“Industry leaders and contractors have been telling us there is a shortage of skilled and credentialed workforce,’’ said Energy Alliance Executive Director Andy Holzhauser. “The creation of standard guidelines to train and certify contractors helps homeowners have the confidence and assurance to hire a home performance contractor to perform a home energy upgrade.”
An Energy Alliance Contractor 101 Training program set for December 6 and 7 will orientate new home performance contractors and installers into the Home Performance with Energy Star program.
Jim Tenhundfeld, Project and Workforce Assurance Manager at Cincinnati State, said the Building Performance Training Center’s training modules will include such topics as:
- Air sealing/insulation
- Combustion safety
- Building analysis
- Contractor screening and approval
Each of these areas will involve intensive training on specialized subtopics. For example, in one class contractors will learn how to lower energy loss from air leakage, as well as reduce pollutants and allergens through air migration.
The center is an outgrowth of a U.S. Department of Energy initiative to create National Worker Certification Standards and Training Program accreditation for building weatherization services using a whole-building approach to energy efficiency investments. By the summer of 2012, Tenhundfeld and Holzhauser said DOE expects to have National Worker Certification standards established for such home energy retrofit job classifications as energy auditor, installer/technician, crew leader, and quality assurance inspector.
The goal of the grant is to develop a sustainable business model for the training center so that it can sustain itself beyond the grant period.
“The partnership with the Greater Cincinnati Energy Alliance is an excellent opportunity for Cincinnati State to provide certified training for local contractors participating in the program,’’ Tenhundfeld said. “Our goal is to provide the best national and certified training programs available anywhere.”
In 2010, the Energy Alliance was one of 25 communities in the nation to receive a grant through the DOE’s Better Buildings program for energy efficiency investments in Hamilton County in Ohio and Boone, Kenton, and Campbell counties in Kentucky.

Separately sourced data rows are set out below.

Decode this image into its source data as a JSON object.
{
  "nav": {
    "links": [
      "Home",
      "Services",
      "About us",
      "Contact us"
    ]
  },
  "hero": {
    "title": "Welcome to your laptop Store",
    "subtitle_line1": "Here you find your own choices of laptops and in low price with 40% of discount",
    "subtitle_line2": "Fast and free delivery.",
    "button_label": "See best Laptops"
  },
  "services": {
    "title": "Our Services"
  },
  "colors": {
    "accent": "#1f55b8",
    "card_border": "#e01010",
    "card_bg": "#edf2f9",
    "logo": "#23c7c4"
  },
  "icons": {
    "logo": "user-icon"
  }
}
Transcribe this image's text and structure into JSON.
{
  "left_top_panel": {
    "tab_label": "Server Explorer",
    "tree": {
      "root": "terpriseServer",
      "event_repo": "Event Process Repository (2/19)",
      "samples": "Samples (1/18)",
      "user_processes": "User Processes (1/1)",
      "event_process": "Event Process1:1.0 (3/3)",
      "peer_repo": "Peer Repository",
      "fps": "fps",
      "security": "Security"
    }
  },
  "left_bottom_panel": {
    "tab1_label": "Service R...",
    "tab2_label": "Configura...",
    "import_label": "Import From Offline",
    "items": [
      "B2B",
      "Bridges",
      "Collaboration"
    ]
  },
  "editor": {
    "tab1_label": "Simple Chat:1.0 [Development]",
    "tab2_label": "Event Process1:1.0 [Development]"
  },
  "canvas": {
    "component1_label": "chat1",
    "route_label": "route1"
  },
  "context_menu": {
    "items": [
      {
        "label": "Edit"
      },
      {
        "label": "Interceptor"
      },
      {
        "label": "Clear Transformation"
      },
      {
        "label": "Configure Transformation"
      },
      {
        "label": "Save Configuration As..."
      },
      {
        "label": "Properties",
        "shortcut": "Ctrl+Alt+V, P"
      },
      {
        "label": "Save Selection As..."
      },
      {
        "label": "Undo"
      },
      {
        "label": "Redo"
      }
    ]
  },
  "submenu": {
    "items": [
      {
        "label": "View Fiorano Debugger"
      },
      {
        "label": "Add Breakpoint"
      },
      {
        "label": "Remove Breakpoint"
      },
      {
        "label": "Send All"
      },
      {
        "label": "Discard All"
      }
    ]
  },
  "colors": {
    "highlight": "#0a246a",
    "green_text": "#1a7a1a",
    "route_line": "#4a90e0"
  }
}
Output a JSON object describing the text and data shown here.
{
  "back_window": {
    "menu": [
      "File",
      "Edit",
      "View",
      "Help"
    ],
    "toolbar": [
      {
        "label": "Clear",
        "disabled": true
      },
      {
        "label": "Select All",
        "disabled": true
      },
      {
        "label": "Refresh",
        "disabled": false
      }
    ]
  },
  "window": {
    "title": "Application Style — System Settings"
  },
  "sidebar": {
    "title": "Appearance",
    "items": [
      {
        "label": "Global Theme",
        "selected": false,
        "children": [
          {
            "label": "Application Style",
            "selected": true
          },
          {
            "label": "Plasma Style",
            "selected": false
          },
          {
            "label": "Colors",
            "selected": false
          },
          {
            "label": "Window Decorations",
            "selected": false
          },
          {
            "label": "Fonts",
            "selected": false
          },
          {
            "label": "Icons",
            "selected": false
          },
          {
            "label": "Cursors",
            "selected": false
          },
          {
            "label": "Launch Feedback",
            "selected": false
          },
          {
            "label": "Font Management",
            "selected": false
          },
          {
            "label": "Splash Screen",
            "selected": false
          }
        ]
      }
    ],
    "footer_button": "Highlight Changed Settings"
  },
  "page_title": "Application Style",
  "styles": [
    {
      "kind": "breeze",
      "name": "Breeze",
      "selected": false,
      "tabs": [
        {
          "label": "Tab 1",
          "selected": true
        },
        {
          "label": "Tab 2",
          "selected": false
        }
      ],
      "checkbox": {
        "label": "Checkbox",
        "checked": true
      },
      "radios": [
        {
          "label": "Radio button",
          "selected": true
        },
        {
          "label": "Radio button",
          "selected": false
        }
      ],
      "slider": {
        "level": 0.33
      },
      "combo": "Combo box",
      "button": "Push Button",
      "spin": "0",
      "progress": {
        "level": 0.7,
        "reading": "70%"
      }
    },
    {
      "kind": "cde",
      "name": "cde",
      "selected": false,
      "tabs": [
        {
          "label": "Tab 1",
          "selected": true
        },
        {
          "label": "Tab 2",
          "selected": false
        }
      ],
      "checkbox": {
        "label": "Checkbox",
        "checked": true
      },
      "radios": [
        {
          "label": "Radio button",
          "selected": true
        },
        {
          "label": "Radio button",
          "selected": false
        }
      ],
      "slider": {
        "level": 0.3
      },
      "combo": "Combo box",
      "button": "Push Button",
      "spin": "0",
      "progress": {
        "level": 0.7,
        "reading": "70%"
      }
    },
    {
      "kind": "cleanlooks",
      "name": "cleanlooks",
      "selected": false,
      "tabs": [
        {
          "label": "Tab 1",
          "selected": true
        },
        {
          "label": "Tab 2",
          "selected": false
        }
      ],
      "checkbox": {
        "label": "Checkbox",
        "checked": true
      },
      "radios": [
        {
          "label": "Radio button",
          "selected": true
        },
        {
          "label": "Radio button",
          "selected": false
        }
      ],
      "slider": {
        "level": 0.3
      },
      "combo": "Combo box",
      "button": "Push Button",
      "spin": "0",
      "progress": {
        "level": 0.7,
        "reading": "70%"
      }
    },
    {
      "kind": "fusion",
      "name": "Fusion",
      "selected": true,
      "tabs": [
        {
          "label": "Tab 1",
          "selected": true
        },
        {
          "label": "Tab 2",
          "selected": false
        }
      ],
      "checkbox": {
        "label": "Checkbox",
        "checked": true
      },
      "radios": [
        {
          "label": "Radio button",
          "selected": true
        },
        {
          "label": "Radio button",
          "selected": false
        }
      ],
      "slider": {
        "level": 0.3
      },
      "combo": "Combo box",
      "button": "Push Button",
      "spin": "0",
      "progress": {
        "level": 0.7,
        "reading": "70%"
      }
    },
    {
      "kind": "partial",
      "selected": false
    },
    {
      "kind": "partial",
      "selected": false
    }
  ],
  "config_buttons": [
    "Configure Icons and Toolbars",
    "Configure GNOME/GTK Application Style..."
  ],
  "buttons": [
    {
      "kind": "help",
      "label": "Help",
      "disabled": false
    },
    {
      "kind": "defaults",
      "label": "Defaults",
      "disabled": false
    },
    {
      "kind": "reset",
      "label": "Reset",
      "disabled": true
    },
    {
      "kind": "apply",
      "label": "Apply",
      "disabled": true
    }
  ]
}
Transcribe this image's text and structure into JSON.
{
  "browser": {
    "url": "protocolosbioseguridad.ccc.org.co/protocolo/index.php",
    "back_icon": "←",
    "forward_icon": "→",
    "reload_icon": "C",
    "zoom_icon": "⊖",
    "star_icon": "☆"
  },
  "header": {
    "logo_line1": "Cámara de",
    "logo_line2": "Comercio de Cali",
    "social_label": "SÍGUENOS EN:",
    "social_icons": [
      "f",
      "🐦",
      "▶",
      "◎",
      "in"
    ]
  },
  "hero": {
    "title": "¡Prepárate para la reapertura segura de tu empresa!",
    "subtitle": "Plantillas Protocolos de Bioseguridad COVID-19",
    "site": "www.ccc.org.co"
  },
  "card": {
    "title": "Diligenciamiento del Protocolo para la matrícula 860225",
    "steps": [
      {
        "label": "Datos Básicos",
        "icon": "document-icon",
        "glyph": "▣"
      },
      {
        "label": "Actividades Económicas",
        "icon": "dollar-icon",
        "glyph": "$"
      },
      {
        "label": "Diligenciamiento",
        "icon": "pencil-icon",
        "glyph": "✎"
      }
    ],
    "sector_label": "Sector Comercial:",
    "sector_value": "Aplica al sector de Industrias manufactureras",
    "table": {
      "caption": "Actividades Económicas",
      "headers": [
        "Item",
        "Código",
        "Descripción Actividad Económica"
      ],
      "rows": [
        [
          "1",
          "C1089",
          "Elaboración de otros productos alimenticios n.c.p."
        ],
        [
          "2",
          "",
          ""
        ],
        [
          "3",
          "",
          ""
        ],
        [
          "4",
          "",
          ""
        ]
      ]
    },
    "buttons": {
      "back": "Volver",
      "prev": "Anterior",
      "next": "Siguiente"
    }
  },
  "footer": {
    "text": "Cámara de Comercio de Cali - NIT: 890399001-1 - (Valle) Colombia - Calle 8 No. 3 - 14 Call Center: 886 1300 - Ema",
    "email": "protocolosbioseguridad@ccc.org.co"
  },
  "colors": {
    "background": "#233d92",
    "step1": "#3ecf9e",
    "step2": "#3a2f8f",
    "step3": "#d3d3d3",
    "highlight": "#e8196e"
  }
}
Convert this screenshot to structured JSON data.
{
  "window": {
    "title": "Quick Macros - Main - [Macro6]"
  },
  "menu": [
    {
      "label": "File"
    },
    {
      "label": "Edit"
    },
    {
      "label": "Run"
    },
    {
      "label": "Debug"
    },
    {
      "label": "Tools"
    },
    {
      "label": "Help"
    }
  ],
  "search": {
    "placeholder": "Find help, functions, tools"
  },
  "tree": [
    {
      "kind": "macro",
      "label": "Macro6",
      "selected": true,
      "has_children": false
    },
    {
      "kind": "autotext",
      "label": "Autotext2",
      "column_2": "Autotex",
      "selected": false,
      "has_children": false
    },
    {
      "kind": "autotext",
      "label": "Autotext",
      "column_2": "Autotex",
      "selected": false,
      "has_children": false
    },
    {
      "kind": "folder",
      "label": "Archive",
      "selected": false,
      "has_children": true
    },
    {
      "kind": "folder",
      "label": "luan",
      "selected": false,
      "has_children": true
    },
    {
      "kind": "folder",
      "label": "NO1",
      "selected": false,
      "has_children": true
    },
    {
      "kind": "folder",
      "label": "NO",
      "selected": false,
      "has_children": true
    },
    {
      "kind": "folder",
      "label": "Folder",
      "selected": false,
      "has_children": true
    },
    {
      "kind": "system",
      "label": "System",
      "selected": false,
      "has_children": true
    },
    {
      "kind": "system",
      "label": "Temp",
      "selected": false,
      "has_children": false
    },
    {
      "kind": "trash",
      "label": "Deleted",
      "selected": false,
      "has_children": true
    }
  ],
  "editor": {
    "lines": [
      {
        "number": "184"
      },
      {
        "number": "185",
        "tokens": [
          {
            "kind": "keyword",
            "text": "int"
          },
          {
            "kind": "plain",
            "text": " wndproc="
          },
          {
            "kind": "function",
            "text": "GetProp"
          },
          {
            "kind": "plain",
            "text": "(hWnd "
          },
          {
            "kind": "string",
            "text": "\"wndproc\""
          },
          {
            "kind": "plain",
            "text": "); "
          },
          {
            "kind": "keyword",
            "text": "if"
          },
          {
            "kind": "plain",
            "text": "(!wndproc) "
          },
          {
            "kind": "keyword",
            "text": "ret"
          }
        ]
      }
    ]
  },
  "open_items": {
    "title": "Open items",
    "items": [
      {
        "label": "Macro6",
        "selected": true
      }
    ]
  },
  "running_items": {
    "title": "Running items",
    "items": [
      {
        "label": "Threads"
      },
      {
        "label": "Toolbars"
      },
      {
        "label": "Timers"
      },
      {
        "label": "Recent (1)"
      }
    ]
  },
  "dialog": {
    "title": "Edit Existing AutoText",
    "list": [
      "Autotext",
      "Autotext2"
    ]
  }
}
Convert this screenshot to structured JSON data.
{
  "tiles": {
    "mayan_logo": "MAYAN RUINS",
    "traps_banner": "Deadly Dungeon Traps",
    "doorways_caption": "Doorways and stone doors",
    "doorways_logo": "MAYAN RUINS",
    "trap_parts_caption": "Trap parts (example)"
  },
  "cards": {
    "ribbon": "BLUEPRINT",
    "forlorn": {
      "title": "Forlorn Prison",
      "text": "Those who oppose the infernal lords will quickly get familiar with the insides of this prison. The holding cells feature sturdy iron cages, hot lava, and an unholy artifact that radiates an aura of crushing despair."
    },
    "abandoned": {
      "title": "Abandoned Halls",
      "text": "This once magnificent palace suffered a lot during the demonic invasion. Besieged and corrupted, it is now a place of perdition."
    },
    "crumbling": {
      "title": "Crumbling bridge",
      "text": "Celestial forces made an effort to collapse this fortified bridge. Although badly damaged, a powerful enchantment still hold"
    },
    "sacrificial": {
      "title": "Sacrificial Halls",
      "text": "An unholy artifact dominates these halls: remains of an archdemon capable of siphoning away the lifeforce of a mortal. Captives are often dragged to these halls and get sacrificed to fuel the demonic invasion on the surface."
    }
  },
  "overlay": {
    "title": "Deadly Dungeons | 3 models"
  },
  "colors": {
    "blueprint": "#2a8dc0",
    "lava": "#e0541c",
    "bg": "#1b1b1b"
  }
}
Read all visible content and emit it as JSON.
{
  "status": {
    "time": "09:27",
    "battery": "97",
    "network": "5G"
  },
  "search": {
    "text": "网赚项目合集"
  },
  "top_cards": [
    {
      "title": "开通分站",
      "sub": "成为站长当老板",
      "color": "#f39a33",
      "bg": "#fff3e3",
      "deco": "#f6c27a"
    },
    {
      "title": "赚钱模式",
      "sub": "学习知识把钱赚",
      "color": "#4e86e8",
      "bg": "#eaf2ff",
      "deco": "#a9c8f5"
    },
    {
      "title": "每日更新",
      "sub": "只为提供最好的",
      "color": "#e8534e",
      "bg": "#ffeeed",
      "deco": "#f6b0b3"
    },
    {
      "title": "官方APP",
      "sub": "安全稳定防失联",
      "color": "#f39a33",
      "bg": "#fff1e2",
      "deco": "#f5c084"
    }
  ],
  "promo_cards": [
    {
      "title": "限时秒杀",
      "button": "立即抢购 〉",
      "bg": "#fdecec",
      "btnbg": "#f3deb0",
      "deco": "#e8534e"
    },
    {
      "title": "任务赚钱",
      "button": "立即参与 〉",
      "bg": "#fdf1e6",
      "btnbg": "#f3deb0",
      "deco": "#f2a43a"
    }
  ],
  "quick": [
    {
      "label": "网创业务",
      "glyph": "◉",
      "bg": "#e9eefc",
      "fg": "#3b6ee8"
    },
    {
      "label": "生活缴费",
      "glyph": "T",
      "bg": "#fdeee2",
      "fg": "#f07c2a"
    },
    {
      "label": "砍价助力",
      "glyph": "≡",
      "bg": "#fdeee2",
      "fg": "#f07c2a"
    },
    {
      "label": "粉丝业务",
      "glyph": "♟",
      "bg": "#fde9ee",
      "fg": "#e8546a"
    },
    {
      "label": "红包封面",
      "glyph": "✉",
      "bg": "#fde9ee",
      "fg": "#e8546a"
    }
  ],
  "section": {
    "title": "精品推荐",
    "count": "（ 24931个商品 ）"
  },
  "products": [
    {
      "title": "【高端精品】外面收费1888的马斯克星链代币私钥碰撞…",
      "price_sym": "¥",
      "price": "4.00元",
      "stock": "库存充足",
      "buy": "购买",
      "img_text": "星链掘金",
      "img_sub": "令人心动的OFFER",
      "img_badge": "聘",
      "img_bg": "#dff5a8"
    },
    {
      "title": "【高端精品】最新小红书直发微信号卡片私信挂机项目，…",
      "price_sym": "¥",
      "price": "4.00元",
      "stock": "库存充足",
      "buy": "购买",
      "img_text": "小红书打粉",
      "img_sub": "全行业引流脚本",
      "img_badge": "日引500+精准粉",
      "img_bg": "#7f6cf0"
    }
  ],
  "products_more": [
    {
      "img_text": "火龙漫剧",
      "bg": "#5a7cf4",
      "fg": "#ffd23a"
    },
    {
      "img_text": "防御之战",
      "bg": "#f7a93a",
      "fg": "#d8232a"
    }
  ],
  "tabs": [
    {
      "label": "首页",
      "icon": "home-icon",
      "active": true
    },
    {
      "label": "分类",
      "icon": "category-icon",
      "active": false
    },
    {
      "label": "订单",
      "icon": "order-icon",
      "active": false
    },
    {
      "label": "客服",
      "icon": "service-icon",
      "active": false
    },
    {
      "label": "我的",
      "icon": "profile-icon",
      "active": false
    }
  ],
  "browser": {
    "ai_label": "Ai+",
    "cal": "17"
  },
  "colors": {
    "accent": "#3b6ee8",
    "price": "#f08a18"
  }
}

In May of 2010, the Energy Alliance began with three home performance contractors in Greater Cincinnati and completed five home energy upgrades during the first couple of months. Today, the Energy Alliance has 15 approved home performance contractors working in its four-county territory and has completed more than 325 home energy upgrades. The Energy Alliance’s goal is to weatherize thousands of area homes and non-profit buildings.
To learn more about the certified classes available through Cincinnati State please visit http://www.cincinnatistate.edu/wdc.
The Greater Cincinnati Energy Alliance is a non-profit organization dedicated to helping Greater Cincinnati and Northern Kentucky communities reduce their energy costs. The Energy Alliance provides education, expertise and innovative financing to help the region to become more energy efficient, saving money for residents while also creating local jobs. Visit www.greatercea.org
The Workforce Development Center (WDC) at Cincinnati State provides career training for individuals and meets the needs of corporations, government agencies, and not-for-profits for high-value workforce education and training that fits their specific content, timetable, and location requirements. Organizations of all sizes count on WDC experts to enhance their employees’ professional skills, teach new skills, re-train, and deliver highly customized, hands-on training programs. Visit www.cincinnatistate.edu/wdc/